Conclusion

FEMA finds that the spoil islands are in a Federal-aid route’s right-of-way and the Applicant has not demonstrated that it was legally responsible for the claimed work.  Therefore, this appeal is denied.

 

[1] Prior to 2007, the road crossed the lagoon via a series of three bridges connected to the two spoil islands.  The series of bridges were then replaced with a single bridge starting in 2007.

[2] Robert T. Stafford Disaster Relief and Emergency Assistance Act § 406(a)(1), Title 42, United States Code § 5172(a)(1) (2012).

[3] Title 44 Code of Federal Regulations (C.F.R.) § 206.226(a)(1) (2016).

[4] Public Assistance Program and Policy Guide, FP 104-009-2, at 116 (April 2018) [hereinafter PAPPG].

[5] Id.

[6] FEMA Second Appeal Analysis, York (Town of), FEMA-4367-DR-ME, at 4 (Sept. 16, 2020) (finding that the facility was not eligible for PA funding and remained ineligible even if the ER program was not activated, or if the program was activated but FHWA did not provide funding for the work).
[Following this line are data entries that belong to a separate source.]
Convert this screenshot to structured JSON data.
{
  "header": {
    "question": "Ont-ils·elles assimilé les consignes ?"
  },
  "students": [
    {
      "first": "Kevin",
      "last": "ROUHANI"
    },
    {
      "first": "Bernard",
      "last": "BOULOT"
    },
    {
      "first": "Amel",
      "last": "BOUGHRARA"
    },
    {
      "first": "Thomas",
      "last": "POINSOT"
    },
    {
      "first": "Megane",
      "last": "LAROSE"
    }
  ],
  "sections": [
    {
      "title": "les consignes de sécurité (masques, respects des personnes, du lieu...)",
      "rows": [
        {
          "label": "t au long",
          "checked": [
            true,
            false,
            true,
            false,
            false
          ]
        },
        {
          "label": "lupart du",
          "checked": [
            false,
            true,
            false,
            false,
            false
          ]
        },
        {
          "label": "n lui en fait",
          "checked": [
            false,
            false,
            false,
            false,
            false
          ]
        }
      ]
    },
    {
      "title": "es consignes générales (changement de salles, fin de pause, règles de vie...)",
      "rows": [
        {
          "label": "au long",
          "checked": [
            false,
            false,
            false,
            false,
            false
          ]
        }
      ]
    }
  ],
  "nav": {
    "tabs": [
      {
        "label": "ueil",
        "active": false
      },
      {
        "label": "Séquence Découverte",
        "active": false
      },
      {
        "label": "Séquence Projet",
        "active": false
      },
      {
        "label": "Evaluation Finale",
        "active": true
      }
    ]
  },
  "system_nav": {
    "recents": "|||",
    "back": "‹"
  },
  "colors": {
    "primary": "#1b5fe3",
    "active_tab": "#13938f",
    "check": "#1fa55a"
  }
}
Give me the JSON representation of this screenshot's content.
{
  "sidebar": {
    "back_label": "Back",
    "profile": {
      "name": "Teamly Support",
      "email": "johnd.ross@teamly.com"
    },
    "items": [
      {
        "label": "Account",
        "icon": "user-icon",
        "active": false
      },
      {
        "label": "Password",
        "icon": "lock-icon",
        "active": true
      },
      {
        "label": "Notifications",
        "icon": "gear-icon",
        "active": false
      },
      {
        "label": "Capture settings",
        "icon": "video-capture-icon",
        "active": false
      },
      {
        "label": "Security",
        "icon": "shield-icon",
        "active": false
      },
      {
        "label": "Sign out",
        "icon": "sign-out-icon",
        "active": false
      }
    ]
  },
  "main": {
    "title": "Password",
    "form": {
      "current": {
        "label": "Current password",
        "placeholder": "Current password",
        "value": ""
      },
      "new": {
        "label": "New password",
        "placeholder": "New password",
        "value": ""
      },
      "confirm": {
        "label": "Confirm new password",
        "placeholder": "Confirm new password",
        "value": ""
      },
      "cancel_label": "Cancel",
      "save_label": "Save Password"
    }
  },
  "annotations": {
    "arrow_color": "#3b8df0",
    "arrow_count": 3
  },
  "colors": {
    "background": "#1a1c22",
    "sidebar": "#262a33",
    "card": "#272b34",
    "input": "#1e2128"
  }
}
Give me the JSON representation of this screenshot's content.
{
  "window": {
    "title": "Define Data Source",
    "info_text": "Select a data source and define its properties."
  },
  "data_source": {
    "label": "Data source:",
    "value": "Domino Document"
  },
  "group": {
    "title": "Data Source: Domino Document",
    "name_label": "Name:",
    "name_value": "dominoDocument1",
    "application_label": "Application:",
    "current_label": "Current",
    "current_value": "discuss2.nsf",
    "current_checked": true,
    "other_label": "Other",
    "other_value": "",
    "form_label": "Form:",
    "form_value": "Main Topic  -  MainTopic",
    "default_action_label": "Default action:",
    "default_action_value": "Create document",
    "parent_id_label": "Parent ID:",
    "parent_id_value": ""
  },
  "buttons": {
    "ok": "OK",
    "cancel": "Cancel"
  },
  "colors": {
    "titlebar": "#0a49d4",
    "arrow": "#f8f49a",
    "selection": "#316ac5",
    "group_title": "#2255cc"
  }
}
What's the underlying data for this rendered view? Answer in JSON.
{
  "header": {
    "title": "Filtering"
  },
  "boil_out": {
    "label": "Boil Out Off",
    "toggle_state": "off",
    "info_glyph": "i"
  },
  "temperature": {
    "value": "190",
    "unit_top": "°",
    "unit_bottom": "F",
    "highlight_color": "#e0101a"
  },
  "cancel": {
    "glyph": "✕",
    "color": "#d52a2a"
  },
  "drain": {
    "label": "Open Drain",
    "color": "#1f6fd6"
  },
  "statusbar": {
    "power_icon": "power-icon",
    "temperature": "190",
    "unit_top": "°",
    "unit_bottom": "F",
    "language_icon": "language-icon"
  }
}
[7] 44 C.F.R. § 206.223(a)(3).

[8] PAPPG, at 21.

[9] Id.

[10] Id.

[11] District Four (4) Maintenance Memorandum of Agreement, State of Fla. Dep’t of Transp.-Martin Cnty., at paragraph 4 (Dec. 28, 2006).

[12] Id. at paragraphs 7, 13.

[13] Id. at paragraph 2.  The Applicant agreed to maintain: (1) the landscape and irrigation within the medians and areas outside the travel way to the right of way line; and (2) all landscaped/turfed areas and areas covered with interlocking pavers or similar type surfacing (hardscape) within the median and areas within the travel way to the right of way line, including paver sidewalks, paver intersections and all paver header curbs, stamped asphalt and concrete areas.

Last updated April 7, 2021